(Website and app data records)
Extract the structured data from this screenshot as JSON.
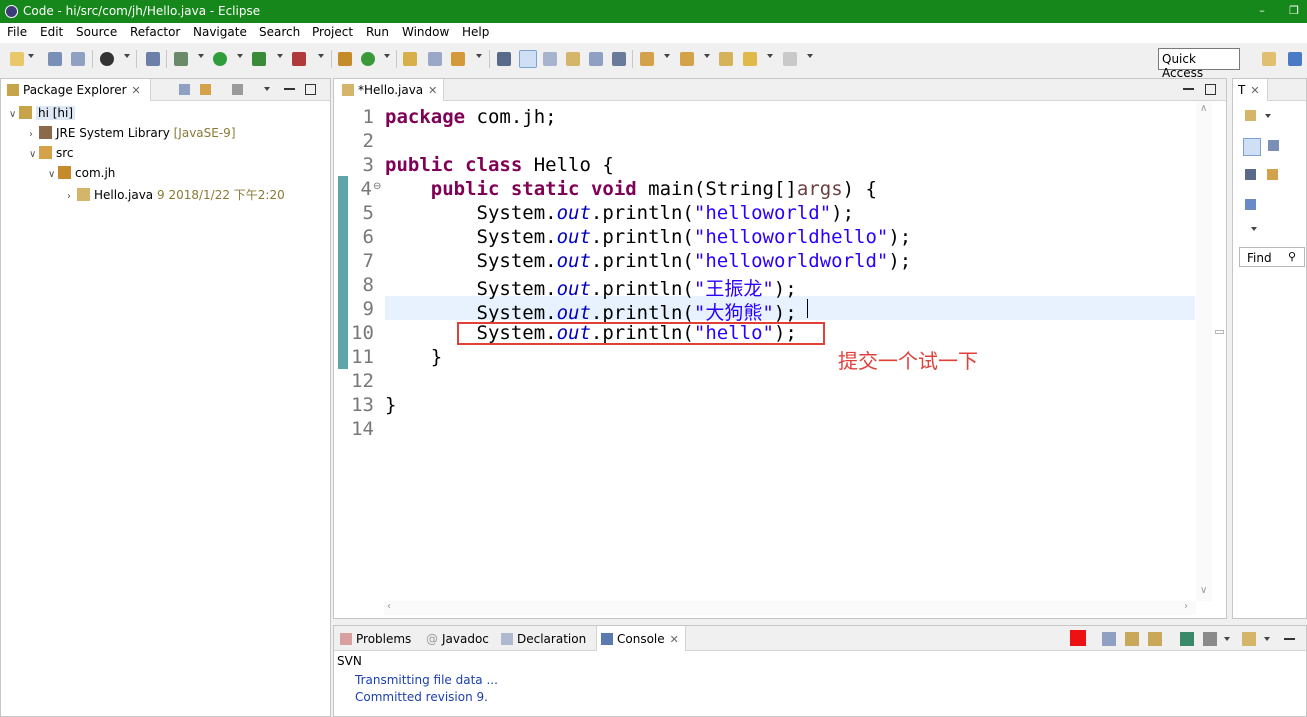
{
  "window": {
    "title": "Code - hi/src/com/jh/Hello.java - Eclipse",
    "minimize": "–",
    "restore": "❐"
  },
  "menu": [
    "File",
    "Edit",
    "Source",
    "Refactor",
    "Navigate",
    "Search",
    "Project",
    "Run",
    "Window",
    "Help"
  ],
  "toolbar": {
    "quick_access": "Quick Access"
  },
  "package_explorer": {
    "tab_label": "Package Explorer",
    "project": "hi [hi]",
    "jre_label": "JRE System Library",
    "jre_decor": "[JavaSE-9]",
    "src": "src",
    "package": "com.jh",
    "file": "Hello.java",
    "file_decor": "9  2018/1/22 下午2:20"
  },
  "editor": {
    "tab_label": "*Hello.java",
    "line_numbers": [
      "1",
      "2",
      "3",
      "4",
      "5",
      "6",
      "7",
      "8",
      "9",
      "10",
      "11",
      "12",
      "13",
      "14"
    ],
    "annotation": "提交一个试一下",
    "strings": {
      "s5": "\"helloworld\"",
      "s6": "\"helloworldhello\"",
      "s7": "\"helloworldworld\"",
      "s8": "\"王振龙\"",
      "s9": "\"大狗熊\"",
      "s10": "\"hello\""
    }
  },
  "outline": {
    "tab_label": "T",
    "find_placeholder": "Find"
  },
  "bottom_tabs": [
    "Problems",
    "Javadoc",
    "Declaration",
    "Console"
  ],
  "console": {
    "header": "SVN",
    "lines": [
      "Transmitting file data ...",
      "Committed revision 9."
    ]
  },
  "colors": {
    "titlebar": "#16881b",
    "keyword": "#7f0055",
    "string": "#2a00ff",
    "annotation_red": "#e0403a",
    "change_bar": "#5fa4a8"
  }
}
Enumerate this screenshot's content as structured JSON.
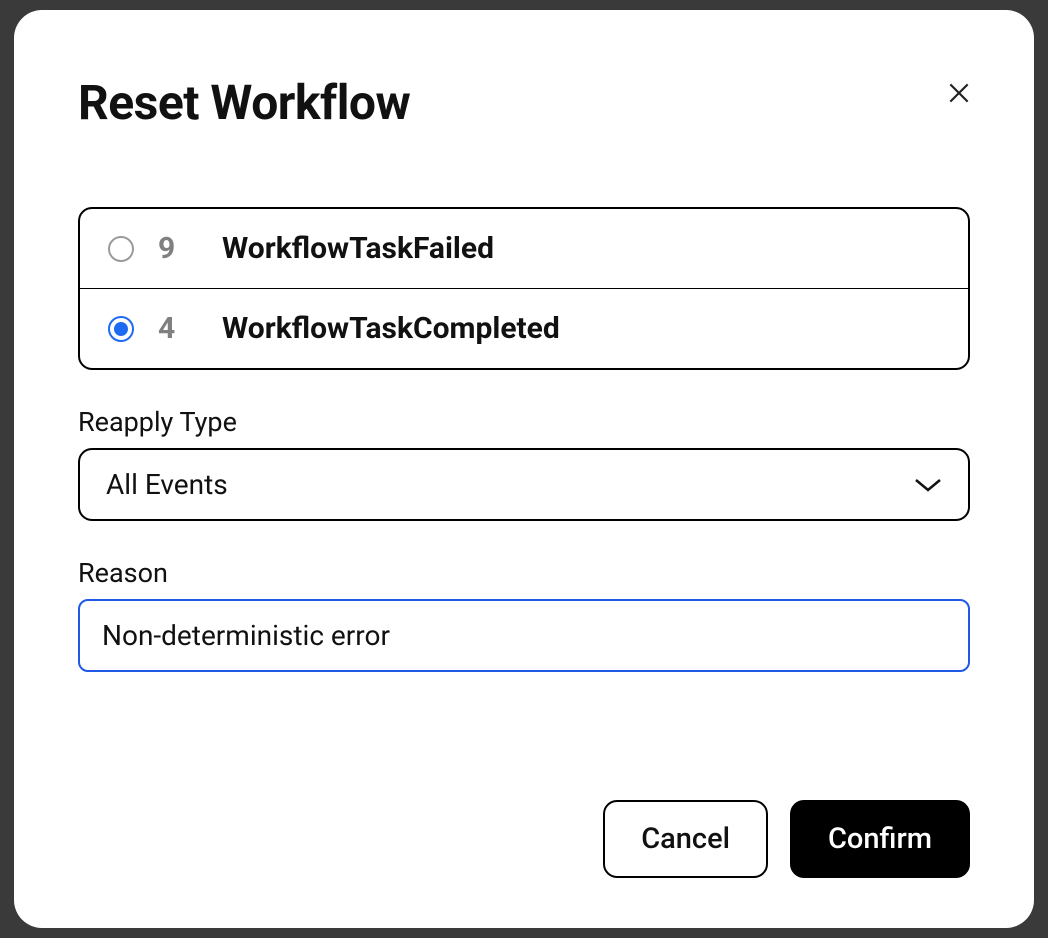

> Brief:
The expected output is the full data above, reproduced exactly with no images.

> Response area:
Extract the structured data from this screenshot as JSON.
{
  "window": {
    "title": "Code - hi/src/com/jh/Hello.java - Eclipse",
    "minimize": "–",
    "restore": "❐"
  },
  "menu": [
    "File",
    "Edit",
    "Source",
    "Refactor",
    "Navigate",
    "Search",
    "Project",
    "Run",
    "Window",
    "Help"
  ],
  "toolbar": {
    "quick_access": "Quick Access"
  },
  "package_explorer": {
    "tab_label": "Package Explorer",
    "project": "hi [hi]",
    "jre_label": "JRE System Library",
    "jre_decor": "[JavaSE-9]",
    "src": "src",
    "package": "com.jh",
    "file": "Hello.java",
    "file_decor": "9  2018/1/22 下午2:20"
  },
  "editor": {
    "tab_label": "*Hello.java",
    "line_numbers": [
      "1",
      "2",
      "3",
      "4",
      "5",
      "6",
      "7",
      "8",
      "9",
      "10",
      "11",
      "12",
      "13",
      "14"
    ],
    "annotation": "提交一个试一下",
    "strings": {
      "s5": "\"helloworld\"",
      "s6": "\"helloworldhello\"",
      "s7": "\"helloworldworld\"",
      "s8": "\"王振龙\"",
      "s9": "\"大狗熊\"",
      "s10": "\"hello\""
    }
  },
  "outline": {
    "tab_label": "T",
    "find_placeholder": "Find"
  },
  "bottom_tabs": [
    "Problems",
    "Javadoc",
    "Declaration",
    "Console"
  ],
  "console": {
    "header": "SVN",
    "lines": [
      "Transmitting file data ...",
      "Committed revision 9."
    ]
  },
  "colors": {
    "titlebar": "#16881b",
    "keyword": "#7f0055",
    "string": "#2a00ff",
    "annotation_red": "#e0403a",
    "change_bar": "#5fa4a8"
  }
}
Enumerate this screenshot's content as structured JSON.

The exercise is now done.